* _WHAT IS REQUIRED_
Copy the data that follows exactly as it is, excluding all pictures.

* _EXERCISE MATERIAL_

= Beginning of Section =

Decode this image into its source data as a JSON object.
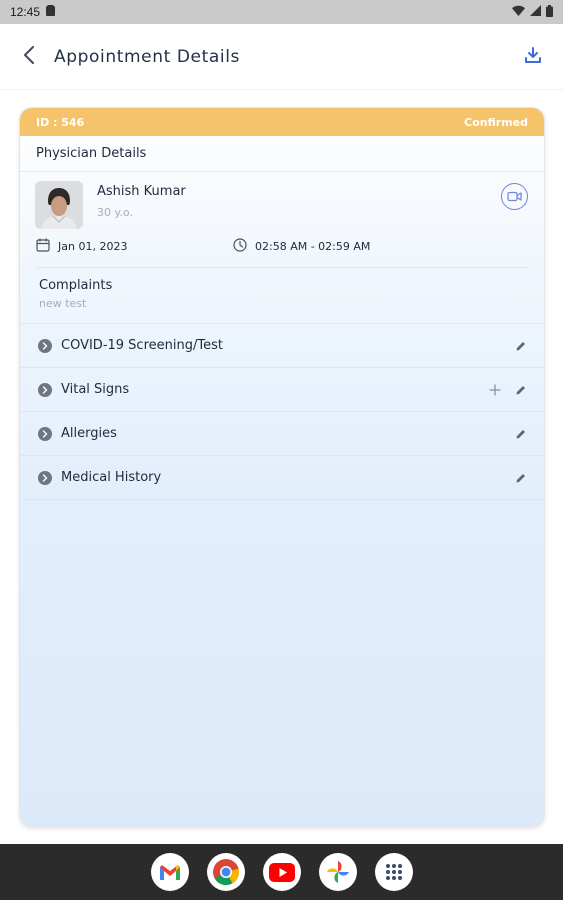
{
  "status_bar": {
    "time": "12:45",
    "icons": [
      "sim-card-icon",
      "wifi-icon",
      "signal-icon",
      "battery-icon"
    ]
  },
  "app_bar": {
    "title": "Appointment Details",
    "icons": [
      "back-arrow-icon",
      "download-icon"
    ]
  },
  "card": {
    "id_label": "ID : 546",
    "status": "Confirmed",
    "section_title": "Physician Details",
    "physician": {
      "name": "Ashish Kumar",
      "age": "30 y.o.",
      "date": "Jan 01, 2023",
      "time": "02:58 AM - 02:59 AM"
    },
    "complaints": {
      "title": "Complaints",
      "text": "new test"
    },
    "sections": [
      {
        "label": "COVID-19 Screening/Test",
        "actions": [
          "edit"
        ]
      },
      {
        "label": "Vital Signs",
        "actions": [
          "add",
          "edit"
        ]
      },
      {
        "label": "Allergies",
        "actions": [
          "edit"
        ]
      },
      {
        "label": "Medical History",
        "actions": [
          "edit"
        ]
      }
    ]
  },
  "colors": {
    "header_accent": "#f5c46a",
    "title_text": "#233047",
    "link_blue": "#3b6fd6",
    "muted_text": "#a5acb8"
  },
  "dock": {
    "apps": [
      "gmail-icon",
      "chrome-icon",
      "youtube-icon",
      "photos-icon",
      "app-drawer-icon"
    ]
  }
}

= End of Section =

* _ANSWER FOR THIS EXERCISE_
Decode this image into its source data as a JSON object.
{
  "status_bar": {
    "time": "12:45",
    "icons": [
      "sim-card-icon",
      "wifi-icon",
      "signal-icon",
      "battery-icon"
    ]
  },
  "app_bar": {
    "title": "Appointment Details",
    "icons": [
      "back-arrow-icon",
      "download-icon"
    ]
  },
  "card": {
    "id_label": "ID : 546",
    "status": "Confirmed",
    "section_title": "Physician Details",
    "physician": {
      "name": "Ashish Kumar",
      "age": "30 y.o.",
      "date": "Jan 01, 2023",
      "time": "02:58 AM - 02:59 AM"
    },
    "complaints": {
      "title": "Complaints",
      "text": "new test"
    },
    "sections": [
      {
        "label": "COVID-19 Screening/Test",
        "actions": [
          "edit"
        ]
      },
      {
        "label": "Vital Signs",
        "actions": [
          "add",
          "edit"
        ]
      },
      {
        "label": "Allergies",
        "actions": [
          "edit"
        ]
      },
      {
        "label": "Medical History",
        "actions": [
          "edit"
        ]
      }
    ]
  },
  "colors": {
    "header_accent": "#f5c46a",
    "title_text": "#233047",
    "link_blue": "#3b6fd6",
    "muted_text": "#a5acb8"
  },
  "dock": {
    "apps": [
      "gmail-icon",
      "chrome-icon",
      "youtube-icon",
      "photos-icon",
      "app-drawer-icon"
    ]
  }
}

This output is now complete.